In 2012 Google introduced it’s Pirate update, which now sees DMCA takedown requests playing a part in determining a website’s Google ranking. So how many website’s were impacted?
According to TorrentFreak.com, Google took down over 50 million search results or URLs in 2012. To be exact, Google removed 51,395,353 links from their search engine in 2012, and 7,816,766 of those were issued by the RIAA (Recording Industry Association of America), which led the number of requests and taken downs. In fact, the search giant is currently processing half a million “infringing” links per day, and this number is increasing week after week.
Basically, Google now penalizes sites that have a high number of legitimate DMCA requests filed against them.
What is a DMCA request?
Digital Millennium Copyright Act “takedown” requests are submitted by companies who want to takedown/penalize websites that are infringing copyright. It’s not proof of copyright infringement. It’s merely an allegation, and one that can be challenged. But Google evaluates each request, and if deemed valid, content is removed.
The main contributors to the takedown requests are Hollywood and the major record labels. The music group asked Google to remove links to 7,816,766 allegedly infringing webpages this year. Filestube, The Pirate Bay and BitTorrent were the main offenders in 2012 with over 3 million DMCA request between them.
Both Hollywood and records labels want Google to increase its anti-piracy efforts in 2013 and beyond in order to put a stop to copyright infringements.

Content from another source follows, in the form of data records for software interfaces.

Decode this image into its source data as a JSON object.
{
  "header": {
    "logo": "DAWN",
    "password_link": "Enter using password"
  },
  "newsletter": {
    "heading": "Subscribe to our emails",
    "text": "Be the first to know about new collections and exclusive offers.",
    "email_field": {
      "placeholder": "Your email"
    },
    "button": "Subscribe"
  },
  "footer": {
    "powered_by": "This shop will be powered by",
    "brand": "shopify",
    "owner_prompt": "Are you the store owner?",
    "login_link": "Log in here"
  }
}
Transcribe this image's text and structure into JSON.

There is a staggering amount of copyright infringement taking place every day online and much of it is facilitated by Google, as their own data shows.
We couldn’t agree more with Google that this data shows that our current system is not working – for creators, or for Google. But we can’t lose sight of the fact that it also confirms the important role that Google has to play in helping curb the theft of creative works while protecting an Internet that works for everyone.

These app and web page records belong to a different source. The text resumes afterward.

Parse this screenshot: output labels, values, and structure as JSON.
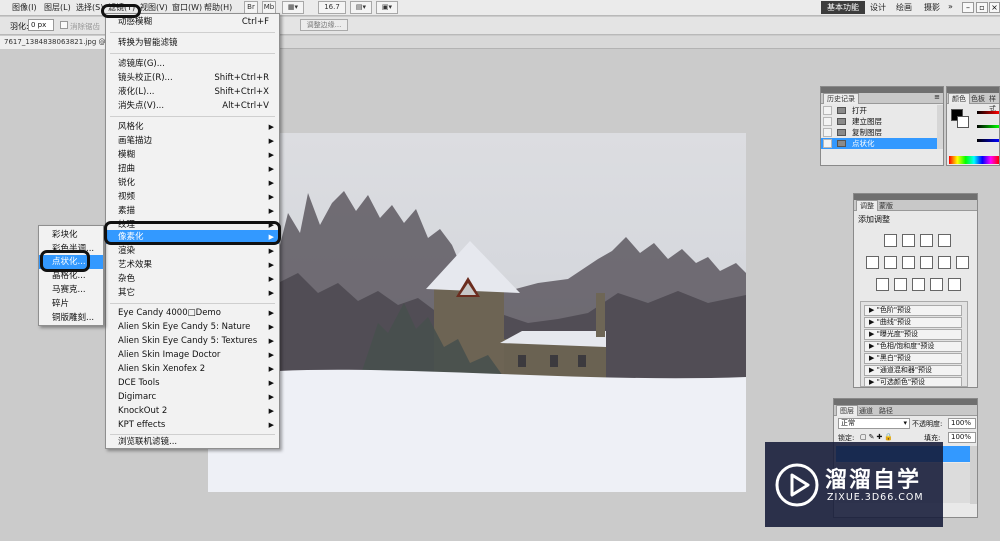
{
  "menubar": {
    "items": [
      "图像(I)",
      "图层(L)",
      "选择(S)",
      "滤镜(T)",
      "视图(V)",
      "窗口(W)",
      "帮助(H)"
    ],
    "zoom": "16.7",
    "workspace_active": "基本功能",
    "workspace_others": [
      "设计",
      "绘画",
      "摄影"
    ]
  },
  "options": {
    "feather_label": "羽化:",
    "feather_value": "0 px",
    "antialias_label": "消除锯齿",
    "refine_edge": "调整边缘..."
  },
  "doc_tab": "7617_1384838063821.jpg @ 16.7",
  "filter_menu": {
    "items": [
      {
        "label": "动感模糊",
        "shortcut": "Ctrl+F"
      },
      {
        "label": "转换为智能滤镜"
      },
      {
        "label": "滤镜库(G)..."
      },
      {
        "label": "镜头校正(R)...",
        "shortcut": "Shift+Ctrl+R"
      },
      {
        "label": "液化(L)...",
        "shortcut": "Shift+Ctrl+X"
      },
      {
        "label": "消失点(V)...",
        "shortcut": "Alt+Ctrl+V"
      },
      {
        "label": "风格化",
        "submenu": true
      },
      {
        "label": "画笔描边",
        "submenu": true
      },
      {
        "label": "模糊",
        "submenu": true
      },
      {
        "label": "扭曲",
        "submenu": true
      },
      {
        "label": "锐化",
        "submenu": true
      },
      {
        "label": "视频",
        "submenu": true
      },
      {
        "label": "素描",
        "submenu": true
      },
      {
        "label": "纹理",
        "submenu": true
      },
      {
        "label": "像素化",
        "submenu": true
      },
      {
        "label": "渲染",
        "submenu": true
      },
      {
        "label": "艺术效果",
        "submenu": true
      },
      {
        "label": "杂色",
        "submenu": true
      },
      {
        "label": "其它",
        "submenu": true
      },
      {
        "label": "Eye Candy 4000□Demo",
        "submenu": true
      },
      {
        "label": "Alien Skin Eye Candy 5: Nature",
        "submenu": true
      },
      {
        "label": "Alien Skin Eye Candy 5: Textures",
        "submenu": true
      },
      {
        "label": "Alien Skin Image Doctor",
        "submenu": true
      },
      {
        "label": "Alien Skin Xenofex 2",
        "submenu": true
      },
      {
        "label": "DCE Tools",
        "submenu": true
      },
      {
        "label": "Digimarc",
        "submenu": true
      },
      {
        "label": "KnockOut 2",
        "submenu": true
      },
      {
        "label": "KPT effects",
        "submenu": true
      },
      {
        "label": "浏览联机滤镜..."
      }
    ]
  },
  "pixelate_submenu": {
    "items": [
      "彩块化",
      "彩色半调...",
      "点状化...",
      "晶格化...",
      "马赛克...",
      "碎片",
      "铜版雕刻..."
    ]
  },
  "history_panel": {
    "tabs": [
      "历史记录"
    ],
    "rows": [
      "打开",
      "建立图层",
      "复制图层",
      "点状化"
    ],
    "color_tabs": [
      "颜色",
      "色板",
      "样式"
    ]
  },
  "adjustments_panel": {
    "tabs": [
      "调整",
      "蒙版"
    ],
    "title": "添加调整",
    "presets": [
      "\"色阶\"预设",
      "\"曲线\"预设",
      "\"曝光度\"预设",
      "\"色相/饱和度\"预设",
      "\"黑白\"预设",
      "\"通道混和器\"预设",
      "\"可选颜色\"预设"
    ]
  },
  "layers_panel": {
    "tabs": [
      "图层",
      "通道",
      "路径"
    ],
    "blend_mode": "正常",
    "opacity_label": "不透明度:",
    "opacity_value": "100%",
    "lock_label": "锁定:",
    "fill_label": "填充:",
    "fill_value": "100%"
  },
  "watermark": {
    "title": "溜溜自学",
    "url": "ZIXUE.3D66.COM"
  },
  "colors": {
    "highlight": "#3399ff",
    "watermark_bg": "#141a38"
  }
}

These groups would even like Google to go so far as to completely de-list popular file-sharing sites such as The Pirate Bay, and give higher ranking to authorized sites.
It will be interesting to see how much the number of DMCA infringement request increases in the coming year, and if Google announces more anti-piracy changes.